• NASA destroyed its pricey Space Launch System rocket during testing, but it was totally planned. 
  • The space agency has to push hardware beyond its limits to know just how much it can endure, and it gathers a huge amount of data from each of these tests.
  • NASA hopes the SLS will carry astronauts to the Moon by 2024.

NASA is headed back to the Moon. It plans to send astronauts back to the lunar surface by 2024 — though that date has always seemed a bit too optimistic for most experts — and when it does, it’ll be using the SLS, or Space Launch System rocket to make it happen. The SLS has been in development for a long while and it’s gone through rigorous testing to ensure it meets NASA’s demands.

Now, NASA has released a video showcasing its own destruction of the SLS rocket. By intentionally pushing the rocket past its designed limits for strength, the space agency gets a better idea of just how durable it truly is. Video of these tests has been shared, but this is the first time we get to see the behind-the-scenes of how it all went down.

As you can see in the video, NASA has destroyed the SLS in a couple of ways, including pressure testing that resulted in the body of the rocket bursting open like a soda can. It’s really incredible to watch, especially when you consider how much even these built-to-be-destroyed rockets cost to build (hundreds of millions of dollars, to be conservative).

NASA offers the following context for the footage we see:

NASA has completed the structural test campaign for NASA’s Space Launch System (SLS) rocket at the agency’s Marshall Space Flight Center in Huntsville, Alabama. A test version of the rocket’s liquid oxygen tank was purposely pushed to its limits on June 22.

Engineers in Marshall’s test lab worked with the SLS team to test four of the structures that make up most of the rocket’s 212-foot core stage and also the structures that make up the entire upper part of the rocket.

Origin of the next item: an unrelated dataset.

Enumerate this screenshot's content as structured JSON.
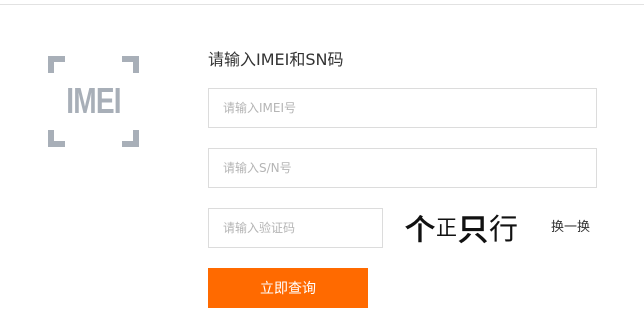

The final test concludes a nearly three-year structural test series that qualified the structural design of these multiple hardware elements for the rocket that will launch NASA’s Artemis missions and astronauts to the Moon.

With the wealth of data NASA collects during these tests the space agency can be sure that the spacecraft will hold up to the forces that will be applied during a normal mission. It also provides some peace of mind that the rocket can withstand additional stresses should something go wrong, but like every piece of hardware NASA has ever sent to space, it does have a breaking point.

NASA expects to eventually send humans to the Moon using one of these very rockets. The short timeline has been criticized by many, but the rate at which things are coming together suggests that it may be possible to make the 2024 launch window. Things could always change in the future, however.

Mike Wehner has reported on technology and video games for the past decade, covering breaking news and trends in VR, wearables, smartphones, and future tech. Most recently, Mike served as Tech Editor at The Daily Dot, and has been featured in USA Today, Time.com, and countless other web and print outlets. His love of reporting is second only to his gaming addiction.